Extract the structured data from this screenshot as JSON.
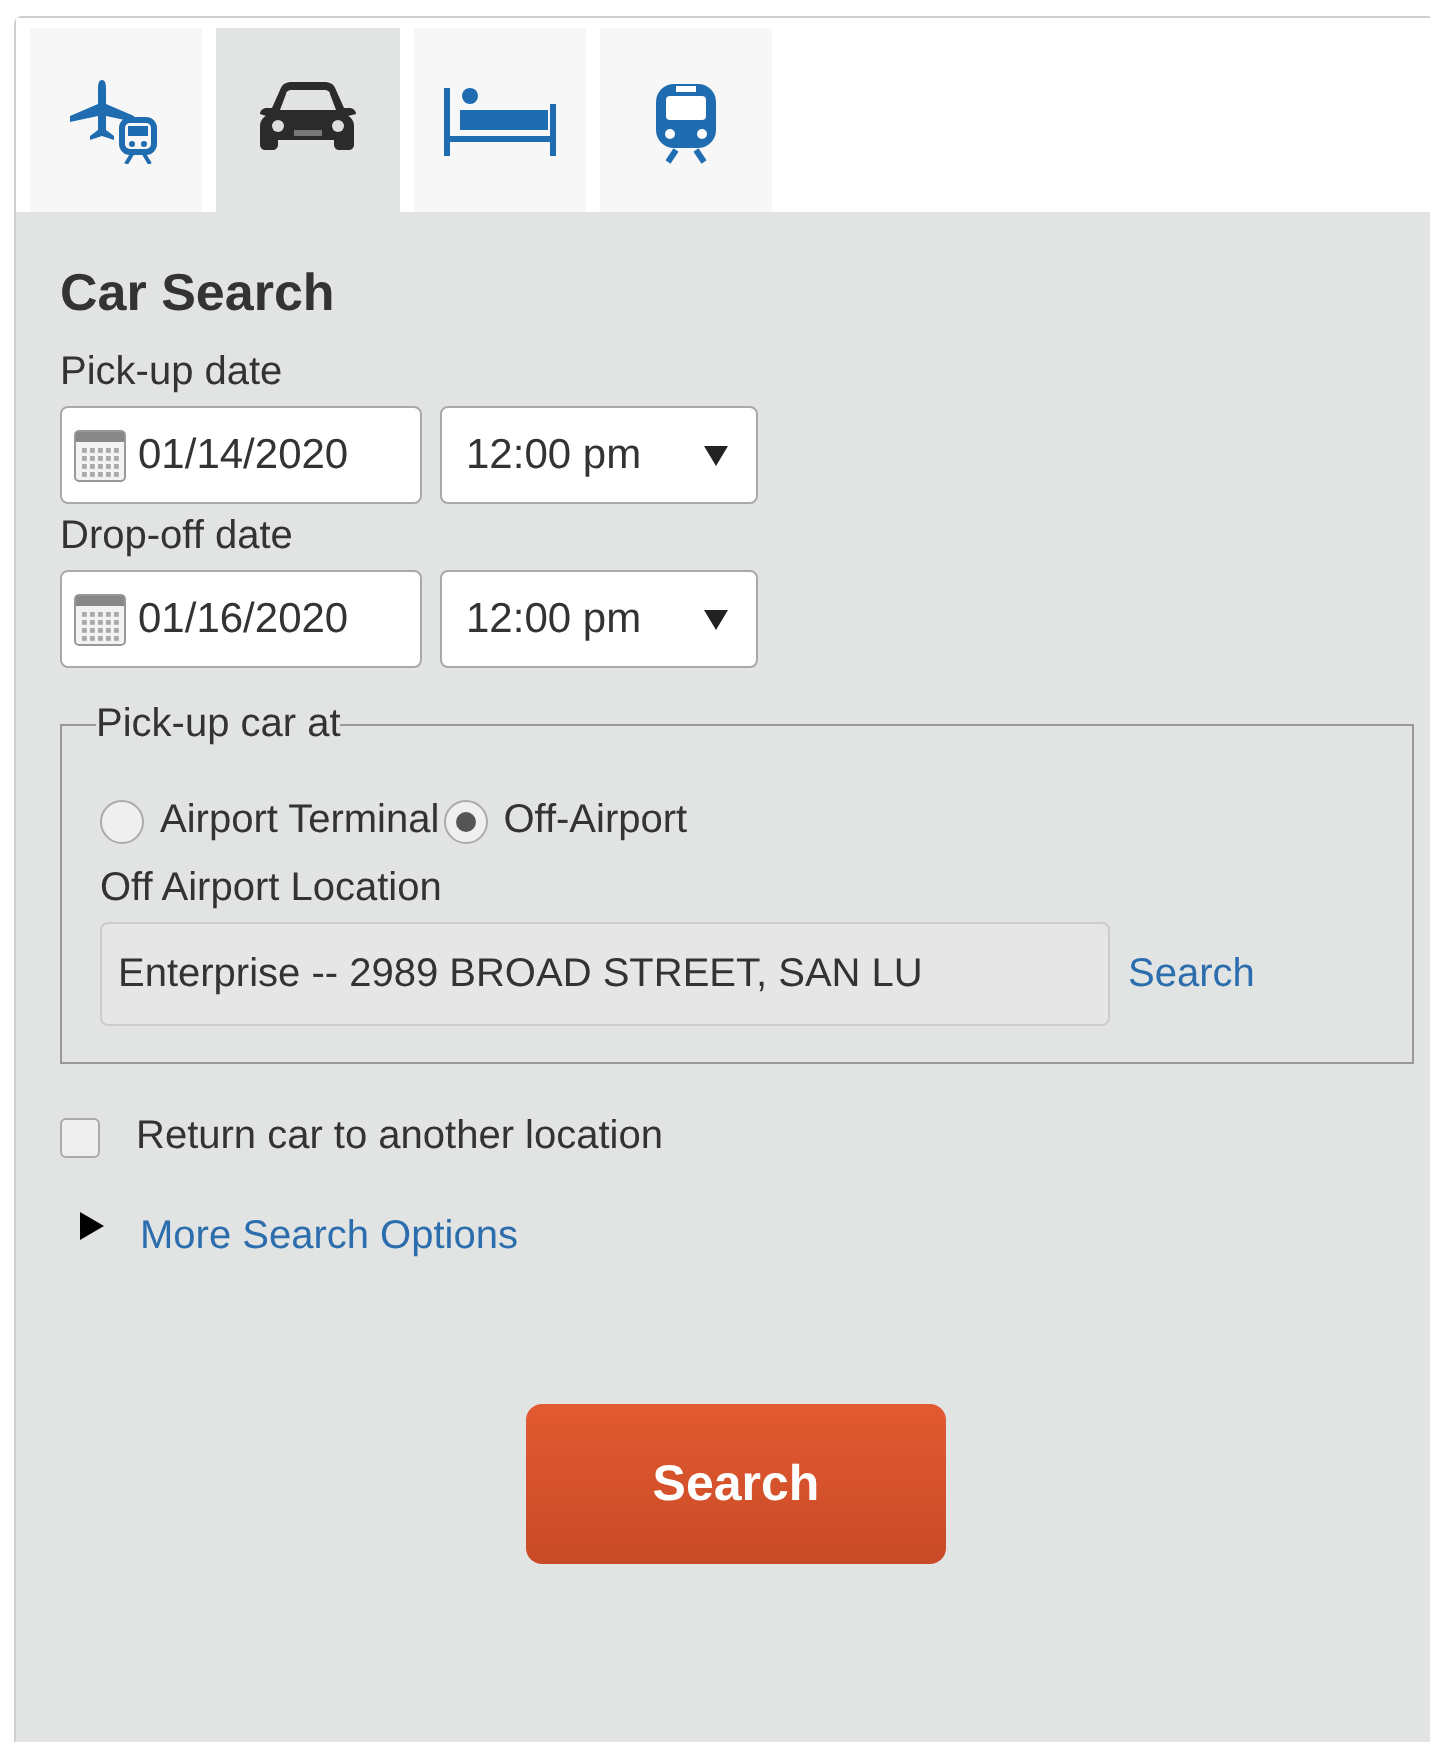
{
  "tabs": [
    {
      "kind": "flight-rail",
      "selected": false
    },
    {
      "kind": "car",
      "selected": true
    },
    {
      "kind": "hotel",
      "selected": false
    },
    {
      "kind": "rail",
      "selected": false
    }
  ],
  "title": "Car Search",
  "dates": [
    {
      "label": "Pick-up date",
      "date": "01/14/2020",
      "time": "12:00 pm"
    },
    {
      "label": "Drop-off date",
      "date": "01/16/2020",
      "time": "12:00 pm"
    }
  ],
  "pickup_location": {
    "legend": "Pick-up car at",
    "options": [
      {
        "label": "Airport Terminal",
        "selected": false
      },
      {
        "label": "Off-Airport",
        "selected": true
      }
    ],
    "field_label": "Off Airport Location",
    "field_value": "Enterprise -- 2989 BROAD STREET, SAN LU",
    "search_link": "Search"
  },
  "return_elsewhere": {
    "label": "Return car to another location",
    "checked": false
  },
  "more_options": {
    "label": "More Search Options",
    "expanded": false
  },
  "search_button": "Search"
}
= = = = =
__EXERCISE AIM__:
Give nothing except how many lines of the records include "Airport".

__WORKED SOLUTION__:
3